§ Problem statement:
What is needed is an exact copy of every record below.

[Record excerpts — start]

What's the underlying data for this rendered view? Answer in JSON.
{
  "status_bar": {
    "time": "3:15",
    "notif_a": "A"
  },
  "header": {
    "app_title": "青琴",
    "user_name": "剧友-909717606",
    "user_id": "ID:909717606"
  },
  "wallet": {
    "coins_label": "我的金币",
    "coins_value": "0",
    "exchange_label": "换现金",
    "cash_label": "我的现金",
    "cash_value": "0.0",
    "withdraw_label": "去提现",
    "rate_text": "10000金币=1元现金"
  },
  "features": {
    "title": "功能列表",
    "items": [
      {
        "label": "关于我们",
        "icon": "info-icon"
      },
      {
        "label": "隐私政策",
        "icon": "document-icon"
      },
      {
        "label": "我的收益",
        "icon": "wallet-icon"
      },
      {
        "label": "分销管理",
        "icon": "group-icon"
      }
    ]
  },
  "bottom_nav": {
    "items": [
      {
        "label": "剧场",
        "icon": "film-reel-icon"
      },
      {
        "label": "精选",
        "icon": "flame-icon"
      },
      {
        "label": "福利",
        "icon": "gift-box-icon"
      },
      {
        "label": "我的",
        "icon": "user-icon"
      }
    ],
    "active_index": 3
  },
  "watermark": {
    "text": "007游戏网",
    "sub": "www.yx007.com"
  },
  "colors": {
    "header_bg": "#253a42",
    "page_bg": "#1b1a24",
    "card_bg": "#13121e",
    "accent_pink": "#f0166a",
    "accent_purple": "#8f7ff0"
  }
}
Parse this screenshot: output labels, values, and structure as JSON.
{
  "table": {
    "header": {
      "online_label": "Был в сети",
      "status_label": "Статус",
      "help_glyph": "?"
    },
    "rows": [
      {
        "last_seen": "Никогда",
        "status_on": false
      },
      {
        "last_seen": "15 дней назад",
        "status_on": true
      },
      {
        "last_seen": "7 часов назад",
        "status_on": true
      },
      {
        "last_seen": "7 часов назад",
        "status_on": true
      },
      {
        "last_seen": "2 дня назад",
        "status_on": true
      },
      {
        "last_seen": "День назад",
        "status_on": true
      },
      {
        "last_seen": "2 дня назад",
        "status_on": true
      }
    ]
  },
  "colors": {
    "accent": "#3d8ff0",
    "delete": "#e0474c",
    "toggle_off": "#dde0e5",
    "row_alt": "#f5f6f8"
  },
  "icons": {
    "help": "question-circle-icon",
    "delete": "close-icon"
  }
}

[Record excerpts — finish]

§ Finished exercise:
What's the underlying data for this rendered view? Answer in JSON.
{
  "status_bar": {
    "time": "3:15",
    "notif_a": "A"
  },
  "header": {
    "app_title": "青琴",
    "user_name": "剧友-909717606",
    "user_id": "ID:909717606"
  },
  "wallet": {
    "coins_label": "我的金币",
    "coins_value": "0",
    "exchange_label": "换现金",
    "cash_label": "我的现金",
    "cash_value": "0.0",
    "withdraw_label": "去提现",
    "rate_text": "10000金币=1元现金"
  },
  "features": {
    "title": "功能列表",
    "items": [
      {
        "label": "关于我们",
        "icon": "info-icon"
      },
      {
        "label": "隐私政策",
        "icon": "document-icon"
      },
      {
        "label": "我的收益",
        "icon": "wallet-icon"
      },
      {
        "label": "分销管理",
        "icon": "group-icon"
      }
    ]
  },
  "bottom_nav": {
    "items": [
      {
        "label": "剧场",
        "icon": "film-reel-icon"
      },
      {
        "label": "精选",
        "icon": "flame-icon"
      },
      {
        "label": "福利",
        "icon": "gift-box-icon"
      },
      {
        "label": "我的",
        "icon": "user-icon"
      }
    ],
    "active_index": 3
  },
  "watermark": {
    "text": "007游戏网",
    "sub": "www.yx007.com"
  },
  "colors": {
    "header_bg": "#253a42",
    "page_bg": "#1b1a24",
    "card_bg": "#13121e",
    "accent_pink": "#f0166a",
    "accent_purple": "#8f7ff0"
  }
}
Parse this screenshot: output labels, values, and structure as JSON.
{
  "table": {
    "header": {
      "online_label": "Был в сети",
      "status_label": "Статус",
      "help_glyph": "?"
    },
    "rows": [
      {
        "last_seen": "Никогда",
        "status_on": false
      },
      {
        "last_seen": "15 дней назад",
        "status_on": true
      },
      {
        "last_seen": "7 часов назад",
        "status_on": true
      },
      {
        "last_seen": "7 часов назад",
        "status_on": true
      },
      {
        "last_seen": "2 дня назад",
        "status_on": true
      },
      {
        "last_seen": "День назад",
        "status_on": true
      },
      {
        "last_seen": "2 дня назад",
        "status_on": true
      }
    ]
  },
  "colors": {
    "accent": "#3d8ff0",
    "delete": "#e0474c",
    "toggle_off": "#dde0e5",
    "row_alt": "#f5f6f8"
  },
  "icons": {
    "help": "question-circle-icon",
    "delete": "close-icon"
  }
}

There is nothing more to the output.